═══ Entries supplied ═══

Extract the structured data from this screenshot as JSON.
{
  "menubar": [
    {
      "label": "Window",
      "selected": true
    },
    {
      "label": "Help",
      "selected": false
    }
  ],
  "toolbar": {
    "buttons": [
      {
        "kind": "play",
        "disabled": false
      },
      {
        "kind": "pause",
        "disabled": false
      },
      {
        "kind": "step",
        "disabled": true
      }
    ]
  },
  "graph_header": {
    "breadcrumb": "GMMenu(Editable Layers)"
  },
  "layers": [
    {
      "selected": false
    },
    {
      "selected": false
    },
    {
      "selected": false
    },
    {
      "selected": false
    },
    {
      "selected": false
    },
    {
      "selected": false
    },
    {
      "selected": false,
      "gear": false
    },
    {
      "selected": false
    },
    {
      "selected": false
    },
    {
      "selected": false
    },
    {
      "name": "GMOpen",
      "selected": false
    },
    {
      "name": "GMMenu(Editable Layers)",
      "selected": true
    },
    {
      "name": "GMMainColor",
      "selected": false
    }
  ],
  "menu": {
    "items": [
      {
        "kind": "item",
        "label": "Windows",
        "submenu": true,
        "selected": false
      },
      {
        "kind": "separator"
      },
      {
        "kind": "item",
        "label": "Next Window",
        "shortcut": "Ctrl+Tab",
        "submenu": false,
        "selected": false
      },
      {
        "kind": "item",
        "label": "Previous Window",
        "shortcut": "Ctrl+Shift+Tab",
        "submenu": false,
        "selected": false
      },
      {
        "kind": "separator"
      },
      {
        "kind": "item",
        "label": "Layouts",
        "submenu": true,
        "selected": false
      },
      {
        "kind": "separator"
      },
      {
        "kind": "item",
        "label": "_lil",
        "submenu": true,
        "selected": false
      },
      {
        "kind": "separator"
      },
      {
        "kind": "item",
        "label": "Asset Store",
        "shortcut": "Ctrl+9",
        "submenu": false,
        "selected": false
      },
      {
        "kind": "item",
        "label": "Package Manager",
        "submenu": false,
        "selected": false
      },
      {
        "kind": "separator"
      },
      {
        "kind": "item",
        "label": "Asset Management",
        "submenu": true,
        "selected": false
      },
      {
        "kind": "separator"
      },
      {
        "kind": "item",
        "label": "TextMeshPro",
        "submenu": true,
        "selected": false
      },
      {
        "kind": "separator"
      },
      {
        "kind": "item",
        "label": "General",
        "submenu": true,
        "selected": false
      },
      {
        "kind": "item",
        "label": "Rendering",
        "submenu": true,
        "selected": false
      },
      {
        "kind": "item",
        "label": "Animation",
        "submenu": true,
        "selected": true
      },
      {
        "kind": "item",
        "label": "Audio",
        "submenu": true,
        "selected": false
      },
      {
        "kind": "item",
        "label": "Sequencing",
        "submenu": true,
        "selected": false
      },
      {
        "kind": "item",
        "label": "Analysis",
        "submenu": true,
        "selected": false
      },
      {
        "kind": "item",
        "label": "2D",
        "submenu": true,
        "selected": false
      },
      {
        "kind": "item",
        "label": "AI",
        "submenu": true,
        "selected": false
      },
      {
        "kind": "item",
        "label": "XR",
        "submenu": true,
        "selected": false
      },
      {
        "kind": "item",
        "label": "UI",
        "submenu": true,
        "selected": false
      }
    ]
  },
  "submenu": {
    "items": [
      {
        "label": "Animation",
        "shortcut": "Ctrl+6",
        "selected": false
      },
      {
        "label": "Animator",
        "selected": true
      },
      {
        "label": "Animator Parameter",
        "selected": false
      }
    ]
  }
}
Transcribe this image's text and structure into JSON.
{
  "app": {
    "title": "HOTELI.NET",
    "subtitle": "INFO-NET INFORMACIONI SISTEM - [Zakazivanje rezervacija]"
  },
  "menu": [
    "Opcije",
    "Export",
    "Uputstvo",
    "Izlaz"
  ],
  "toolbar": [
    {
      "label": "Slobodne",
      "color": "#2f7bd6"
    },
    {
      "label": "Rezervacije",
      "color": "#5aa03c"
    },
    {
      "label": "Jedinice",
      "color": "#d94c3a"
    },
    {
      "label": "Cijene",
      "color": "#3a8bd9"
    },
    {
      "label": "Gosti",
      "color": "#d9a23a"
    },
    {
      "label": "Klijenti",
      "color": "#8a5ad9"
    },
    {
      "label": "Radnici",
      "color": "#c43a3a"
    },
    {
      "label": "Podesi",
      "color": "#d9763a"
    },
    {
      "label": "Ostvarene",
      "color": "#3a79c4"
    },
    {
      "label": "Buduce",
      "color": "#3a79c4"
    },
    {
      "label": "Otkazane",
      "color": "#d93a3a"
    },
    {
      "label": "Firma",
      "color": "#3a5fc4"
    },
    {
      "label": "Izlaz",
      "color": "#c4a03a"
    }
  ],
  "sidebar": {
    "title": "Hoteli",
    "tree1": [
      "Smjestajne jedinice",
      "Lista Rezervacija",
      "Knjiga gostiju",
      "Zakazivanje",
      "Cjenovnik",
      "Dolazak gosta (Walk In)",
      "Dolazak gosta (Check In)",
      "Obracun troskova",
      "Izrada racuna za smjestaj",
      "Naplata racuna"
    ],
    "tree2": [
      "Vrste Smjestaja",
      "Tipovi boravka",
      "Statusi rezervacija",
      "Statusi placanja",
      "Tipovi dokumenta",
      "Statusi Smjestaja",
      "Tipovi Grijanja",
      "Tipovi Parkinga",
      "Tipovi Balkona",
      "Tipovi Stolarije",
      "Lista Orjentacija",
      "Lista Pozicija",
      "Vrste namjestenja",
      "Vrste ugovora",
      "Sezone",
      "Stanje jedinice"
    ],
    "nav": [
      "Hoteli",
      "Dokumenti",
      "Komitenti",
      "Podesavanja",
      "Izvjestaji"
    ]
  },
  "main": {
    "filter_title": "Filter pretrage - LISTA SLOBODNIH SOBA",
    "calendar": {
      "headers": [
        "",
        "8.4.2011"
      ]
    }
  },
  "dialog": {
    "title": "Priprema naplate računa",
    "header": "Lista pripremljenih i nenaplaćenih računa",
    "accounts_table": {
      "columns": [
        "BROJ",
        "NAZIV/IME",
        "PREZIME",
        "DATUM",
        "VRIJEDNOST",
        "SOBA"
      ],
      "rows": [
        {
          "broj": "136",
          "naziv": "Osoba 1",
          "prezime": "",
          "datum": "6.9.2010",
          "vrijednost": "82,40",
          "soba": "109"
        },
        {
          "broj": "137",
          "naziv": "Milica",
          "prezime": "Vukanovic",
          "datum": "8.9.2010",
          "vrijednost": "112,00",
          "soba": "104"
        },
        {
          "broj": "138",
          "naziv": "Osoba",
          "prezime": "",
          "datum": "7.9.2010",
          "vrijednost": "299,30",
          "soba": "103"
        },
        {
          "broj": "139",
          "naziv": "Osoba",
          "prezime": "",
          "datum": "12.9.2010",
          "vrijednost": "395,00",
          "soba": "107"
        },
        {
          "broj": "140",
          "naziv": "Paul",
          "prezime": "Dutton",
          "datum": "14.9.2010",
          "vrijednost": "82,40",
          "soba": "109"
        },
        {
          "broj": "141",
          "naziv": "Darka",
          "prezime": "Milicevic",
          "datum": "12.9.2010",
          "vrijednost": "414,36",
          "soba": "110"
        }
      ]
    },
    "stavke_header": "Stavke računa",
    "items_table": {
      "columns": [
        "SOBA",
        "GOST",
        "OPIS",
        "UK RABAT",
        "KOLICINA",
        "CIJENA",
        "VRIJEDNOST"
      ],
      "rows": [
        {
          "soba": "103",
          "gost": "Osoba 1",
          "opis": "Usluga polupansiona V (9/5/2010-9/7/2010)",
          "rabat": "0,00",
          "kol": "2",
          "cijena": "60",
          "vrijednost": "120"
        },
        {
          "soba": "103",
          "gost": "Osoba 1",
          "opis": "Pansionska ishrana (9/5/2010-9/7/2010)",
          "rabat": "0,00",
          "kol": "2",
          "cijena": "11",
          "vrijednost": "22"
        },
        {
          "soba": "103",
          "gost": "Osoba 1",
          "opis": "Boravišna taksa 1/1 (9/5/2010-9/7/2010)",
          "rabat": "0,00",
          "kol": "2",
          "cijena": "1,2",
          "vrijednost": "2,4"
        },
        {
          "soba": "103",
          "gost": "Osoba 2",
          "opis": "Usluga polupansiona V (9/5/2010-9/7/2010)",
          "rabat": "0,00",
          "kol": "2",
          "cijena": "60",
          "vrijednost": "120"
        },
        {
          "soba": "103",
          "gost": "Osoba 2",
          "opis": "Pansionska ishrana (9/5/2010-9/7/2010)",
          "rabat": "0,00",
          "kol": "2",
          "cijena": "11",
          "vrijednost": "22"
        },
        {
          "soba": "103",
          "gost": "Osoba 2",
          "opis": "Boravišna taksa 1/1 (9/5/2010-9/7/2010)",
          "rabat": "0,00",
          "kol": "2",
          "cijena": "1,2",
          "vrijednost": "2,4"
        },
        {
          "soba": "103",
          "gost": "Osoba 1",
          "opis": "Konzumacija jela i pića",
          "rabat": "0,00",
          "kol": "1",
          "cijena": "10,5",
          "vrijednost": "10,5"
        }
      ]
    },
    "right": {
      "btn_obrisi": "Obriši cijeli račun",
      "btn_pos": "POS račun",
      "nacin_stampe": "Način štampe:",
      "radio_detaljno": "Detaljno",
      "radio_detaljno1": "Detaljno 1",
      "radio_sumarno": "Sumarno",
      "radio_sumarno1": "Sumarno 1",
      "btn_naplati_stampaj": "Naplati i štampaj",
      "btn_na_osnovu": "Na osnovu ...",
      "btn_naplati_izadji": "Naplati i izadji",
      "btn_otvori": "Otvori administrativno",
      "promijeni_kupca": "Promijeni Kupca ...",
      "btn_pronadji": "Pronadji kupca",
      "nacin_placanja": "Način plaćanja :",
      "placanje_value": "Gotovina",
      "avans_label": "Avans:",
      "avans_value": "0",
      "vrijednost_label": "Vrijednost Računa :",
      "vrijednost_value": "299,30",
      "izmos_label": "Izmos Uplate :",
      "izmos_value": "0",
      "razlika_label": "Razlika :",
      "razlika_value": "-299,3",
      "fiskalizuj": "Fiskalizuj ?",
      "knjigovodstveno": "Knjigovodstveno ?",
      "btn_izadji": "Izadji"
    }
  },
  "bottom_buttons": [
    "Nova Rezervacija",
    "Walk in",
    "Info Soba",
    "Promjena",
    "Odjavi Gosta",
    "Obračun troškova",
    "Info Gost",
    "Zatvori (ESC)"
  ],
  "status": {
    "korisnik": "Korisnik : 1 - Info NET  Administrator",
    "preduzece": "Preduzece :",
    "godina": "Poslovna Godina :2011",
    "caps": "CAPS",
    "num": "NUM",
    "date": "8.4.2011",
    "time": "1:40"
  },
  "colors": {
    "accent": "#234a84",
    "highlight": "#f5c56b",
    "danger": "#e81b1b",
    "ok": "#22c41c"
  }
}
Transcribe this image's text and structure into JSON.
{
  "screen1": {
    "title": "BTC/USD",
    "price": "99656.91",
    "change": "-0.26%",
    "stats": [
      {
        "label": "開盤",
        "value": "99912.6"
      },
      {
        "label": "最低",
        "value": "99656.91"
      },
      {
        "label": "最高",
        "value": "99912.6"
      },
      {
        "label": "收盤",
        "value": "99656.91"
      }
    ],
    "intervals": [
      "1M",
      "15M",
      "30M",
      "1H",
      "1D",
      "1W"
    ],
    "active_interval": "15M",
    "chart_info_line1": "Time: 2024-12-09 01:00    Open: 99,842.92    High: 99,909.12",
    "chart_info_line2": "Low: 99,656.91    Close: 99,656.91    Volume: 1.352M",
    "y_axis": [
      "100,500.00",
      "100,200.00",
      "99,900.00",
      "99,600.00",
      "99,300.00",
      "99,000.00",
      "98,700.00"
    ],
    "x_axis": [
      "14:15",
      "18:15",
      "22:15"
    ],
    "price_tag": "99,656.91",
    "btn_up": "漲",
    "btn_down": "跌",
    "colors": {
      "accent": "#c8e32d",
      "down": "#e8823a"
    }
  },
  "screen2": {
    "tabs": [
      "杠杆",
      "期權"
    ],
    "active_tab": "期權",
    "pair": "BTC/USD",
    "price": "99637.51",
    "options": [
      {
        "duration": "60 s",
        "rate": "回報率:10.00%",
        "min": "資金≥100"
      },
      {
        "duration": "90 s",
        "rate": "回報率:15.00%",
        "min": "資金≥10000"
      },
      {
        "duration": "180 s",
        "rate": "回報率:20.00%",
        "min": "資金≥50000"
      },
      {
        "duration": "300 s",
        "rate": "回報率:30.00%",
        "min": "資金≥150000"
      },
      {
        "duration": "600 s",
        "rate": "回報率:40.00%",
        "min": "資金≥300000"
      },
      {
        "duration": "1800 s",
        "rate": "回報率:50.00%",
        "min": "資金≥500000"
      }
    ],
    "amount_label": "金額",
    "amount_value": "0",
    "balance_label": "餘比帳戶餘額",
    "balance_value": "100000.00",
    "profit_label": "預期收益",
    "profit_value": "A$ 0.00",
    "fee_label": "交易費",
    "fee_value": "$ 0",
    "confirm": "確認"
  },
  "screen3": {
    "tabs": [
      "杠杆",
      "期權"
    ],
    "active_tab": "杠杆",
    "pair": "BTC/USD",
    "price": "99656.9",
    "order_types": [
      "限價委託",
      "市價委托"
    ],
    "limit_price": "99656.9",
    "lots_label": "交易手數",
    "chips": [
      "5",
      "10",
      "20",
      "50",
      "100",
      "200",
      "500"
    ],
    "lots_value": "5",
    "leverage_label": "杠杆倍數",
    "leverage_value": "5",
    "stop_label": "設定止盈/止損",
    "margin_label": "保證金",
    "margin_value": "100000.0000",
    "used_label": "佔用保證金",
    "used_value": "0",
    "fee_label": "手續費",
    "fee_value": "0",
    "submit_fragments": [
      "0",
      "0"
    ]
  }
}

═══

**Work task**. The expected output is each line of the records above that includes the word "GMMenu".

**Result for this task**.
    "breadcrumb": "GMMenu(Editable Layers)"
      "name": "GMMenu(Editable Layers)",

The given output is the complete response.